Task statement: From first line to last, retype the data exactly.

______________________________

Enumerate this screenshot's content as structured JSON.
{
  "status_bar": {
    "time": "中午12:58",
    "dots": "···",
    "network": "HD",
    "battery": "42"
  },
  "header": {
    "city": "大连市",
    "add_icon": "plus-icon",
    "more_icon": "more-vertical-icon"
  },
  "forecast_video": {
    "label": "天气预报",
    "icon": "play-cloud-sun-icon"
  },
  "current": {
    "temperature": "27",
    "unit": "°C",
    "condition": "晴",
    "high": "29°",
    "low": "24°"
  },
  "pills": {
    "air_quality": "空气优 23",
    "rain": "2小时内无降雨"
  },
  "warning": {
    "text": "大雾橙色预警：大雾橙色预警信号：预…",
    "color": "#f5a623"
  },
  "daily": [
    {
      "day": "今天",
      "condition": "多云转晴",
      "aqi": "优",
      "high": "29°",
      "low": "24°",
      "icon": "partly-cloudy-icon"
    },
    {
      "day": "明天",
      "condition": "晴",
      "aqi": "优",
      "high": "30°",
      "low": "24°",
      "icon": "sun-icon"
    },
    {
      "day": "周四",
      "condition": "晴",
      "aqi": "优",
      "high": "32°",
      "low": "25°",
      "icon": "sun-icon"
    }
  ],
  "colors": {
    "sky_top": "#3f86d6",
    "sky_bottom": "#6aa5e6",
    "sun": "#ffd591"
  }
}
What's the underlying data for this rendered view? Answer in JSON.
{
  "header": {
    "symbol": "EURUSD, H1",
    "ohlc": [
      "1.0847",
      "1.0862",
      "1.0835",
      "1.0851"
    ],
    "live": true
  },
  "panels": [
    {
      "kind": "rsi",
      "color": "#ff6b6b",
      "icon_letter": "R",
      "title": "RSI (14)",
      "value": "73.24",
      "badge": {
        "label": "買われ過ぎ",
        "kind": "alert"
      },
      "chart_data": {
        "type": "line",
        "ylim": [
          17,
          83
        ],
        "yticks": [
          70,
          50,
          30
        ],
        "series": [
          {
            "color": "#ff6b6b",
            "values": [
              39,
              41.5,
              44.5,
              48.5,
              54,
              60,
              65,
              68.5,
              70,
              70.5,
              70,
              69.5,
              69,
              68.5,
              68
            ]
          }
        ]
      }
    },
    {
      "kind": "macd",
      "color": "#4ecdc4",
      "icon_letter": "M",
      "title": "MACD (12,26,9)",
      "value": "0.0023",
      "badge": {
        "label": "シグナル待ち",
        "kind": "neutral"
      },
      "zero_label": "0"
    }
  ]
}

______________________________

Problem solution:
Enumerate this screenshot's content as structured JSON.
{
  "status_bar": {
    "time": "中午12:58",
    "dots": "···",
    "network": "HD",
    "battery": "42"
  },
  "header": {
    "city": "大连市",
    "add_icon": "plus-icon",
    "more_icon": "more-vertical-icon"
  },
  "forecast_video": {
    "label": "天气预报",
    "icon": "play-cloud-sun-icon"
  },
  "current": {
    "temperature": "27",
    "unit": "°C",
    "condition": "晴",
    "high": "29°",
    "low": "24°"
  },
  "pills": {
    "air_quality": "空气优 23",
    "rain": "2小时内无降雨"
  },
  "warning": {
    "text": "大雾橙色预警：大雾橙色预警信号：预…",
    "color": "#f5a623"
  },
  "daily": [
    {
      "day": "今天",
      "condition": "多云转晴",
      "aqi": "优",
      "high": "29°",
      "low": "24°",
      "icon": "partly-cloudy-icon"
    },
    {
      "day": "明天",
      "condition": "晴",
      "aqi": "优",
      "high": "30°",
      "low": "24°",
      "icon": "sun-icon"
    },
    {
      "day": "周四",
      "condition": "晴",
      "aqi": "优",
      "high": "32°",
      "low": "25°",
      "icon": "sun-icon"
    }
  ],
  "colors": {
    "sky_top": "#3f86d6",
    "sky_bottom": "#6aa5e6",
    "sun": "#ffd591"
  }
}
What's the underlying data for this rendered view? Answer in JSON.
{
  "header": {
    "symbol": "EURUSD, H1",
    "ohlc": [
      "1.0847",
      "1.0862",
      "1.0835",
      "1.0851"
    ],
    "live": true
  },
  "panels": [
    {
      "kind": "rsi",
      "color": "#ff6b6b",
      "icon_letter": "R",
      "title": "RSI (14)",
      "value": "73.24",
      "badge": {
        "label": "買われ過ぎ",
        "kind": "alert"
      },
      "chart_data": {
        "type": "line",
        "ylim": [
          17,
          83
        ],
        "yticks": [
          70,
          50,
          30
        ],
        "series": [
          {
            "color": "#ff6b6b",
            "values": [
              39,
              41.5,
              44.5,
              48.5,
              54,
              60,
              65,
              68.5,
              70,
              70.5,
              70,
              69.5,
              69,
              68.5,
              68
            ]
          }
        ]
      }
    },
    {
      "kind": "macd",
      "color": "#4ecdc4",
      "icon_letter": "M",
      "title": "MACD (12,26,9)",
      "value": "0.0023",
      "badge": {
        "label": "シグナル待ち",
        "kind": "neutral"
      },
      "zero_label": "0"
    }
  ]
}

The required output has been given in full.